EXERCISE - Check each line of the listing below for the word "Violin" and say how many lines have it. Nothing else should be written.

PROVIDED INFORMATION -
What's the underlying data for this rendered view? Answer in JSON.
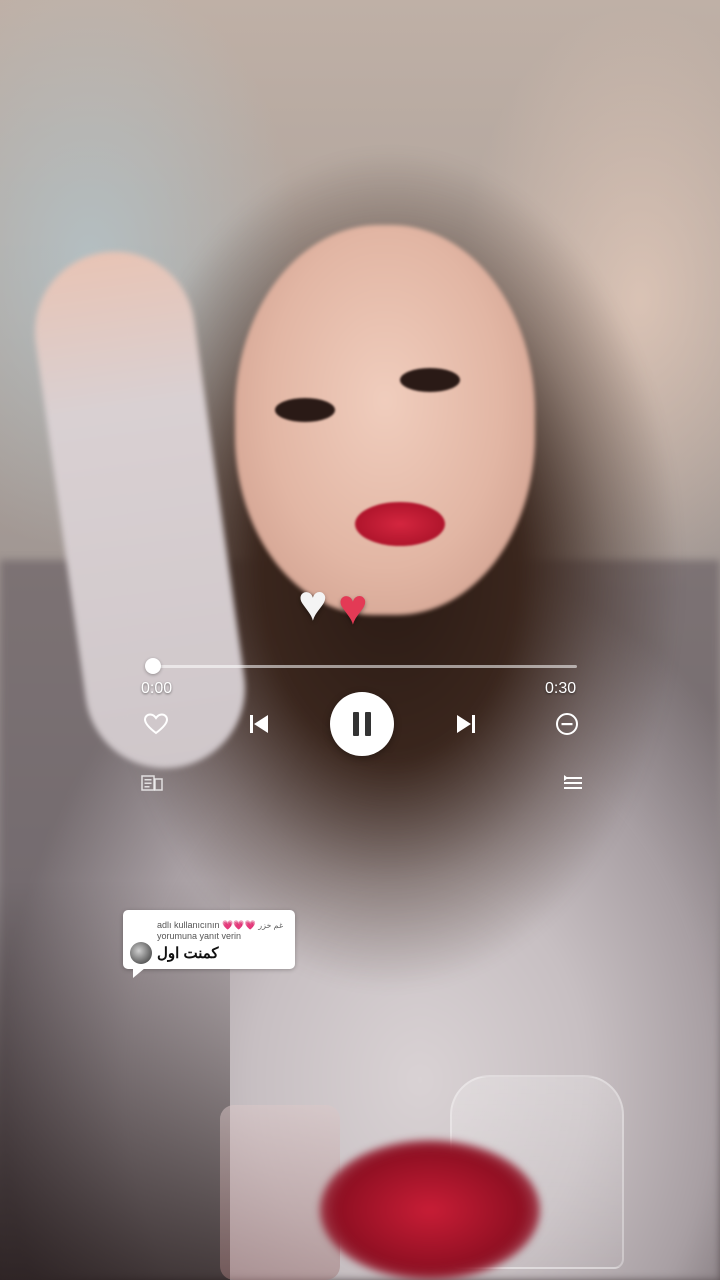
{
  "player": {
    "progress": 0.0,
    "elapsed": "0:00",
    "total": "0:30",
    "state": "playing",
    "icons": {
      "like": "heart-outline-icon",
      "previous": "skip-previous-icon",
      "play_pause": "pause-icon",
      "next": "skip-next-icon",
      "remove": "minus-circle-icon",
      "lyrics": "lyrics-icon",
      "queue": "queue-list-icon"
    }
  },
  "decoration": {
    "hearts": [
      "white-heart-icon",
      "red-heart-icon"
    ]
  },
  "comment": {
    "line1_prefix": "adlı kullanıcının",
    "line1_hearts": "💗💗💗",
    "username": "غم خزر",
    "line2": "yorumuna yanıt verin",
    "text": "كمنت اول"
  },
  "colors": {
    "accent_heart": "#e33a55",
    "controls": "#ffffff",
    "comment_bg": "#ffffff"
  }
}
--
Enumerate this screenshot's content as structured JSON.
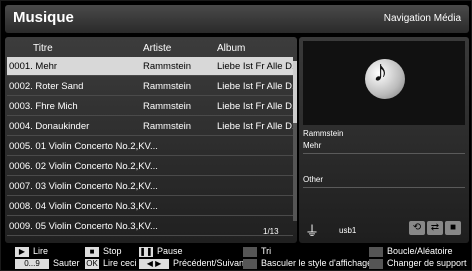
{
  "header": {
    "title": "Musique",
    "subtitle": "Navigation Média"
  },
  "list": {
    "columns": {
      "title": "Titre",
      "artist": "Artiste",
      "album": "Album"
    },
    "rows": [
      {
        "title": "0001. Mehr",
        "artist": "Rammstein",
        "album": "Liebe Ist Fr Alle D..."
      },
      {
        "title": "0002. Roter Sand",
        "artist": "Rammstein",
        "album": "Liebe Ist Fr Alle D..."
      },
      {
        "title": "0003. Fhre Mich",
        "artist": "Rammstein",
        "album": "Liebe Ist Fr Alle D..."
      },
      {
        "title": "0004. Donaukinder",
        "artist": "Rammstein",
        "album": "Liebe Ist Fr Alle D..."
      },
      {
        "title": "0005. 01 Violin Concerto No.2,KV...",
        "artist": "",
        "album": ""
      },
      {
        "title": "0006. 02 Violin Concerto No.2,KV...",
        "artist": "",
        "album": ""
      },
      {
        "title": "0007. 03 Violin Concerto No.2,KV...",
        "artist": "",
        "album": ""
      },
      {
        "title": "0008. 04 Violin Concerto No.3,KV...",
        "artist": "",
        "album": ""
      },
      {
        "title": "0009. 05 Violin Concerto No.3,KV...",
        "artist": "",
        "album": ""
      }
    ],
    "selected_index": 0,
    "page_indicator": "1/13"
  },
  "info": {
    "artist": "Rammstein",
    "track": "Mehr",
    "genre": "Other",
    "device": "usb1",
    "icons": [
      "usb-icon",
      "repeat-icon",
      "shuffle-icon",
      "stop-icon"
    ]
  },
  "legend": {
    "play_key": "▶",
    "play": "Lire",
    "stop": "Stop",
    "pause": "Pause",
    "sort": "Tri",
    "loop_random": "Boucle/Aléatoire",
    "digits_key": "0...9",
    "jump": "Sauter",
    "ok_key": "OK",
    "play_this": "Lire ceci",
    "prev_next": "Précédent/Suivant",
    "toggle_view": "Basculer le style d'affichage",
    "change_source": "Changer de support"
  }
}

RESULT - 5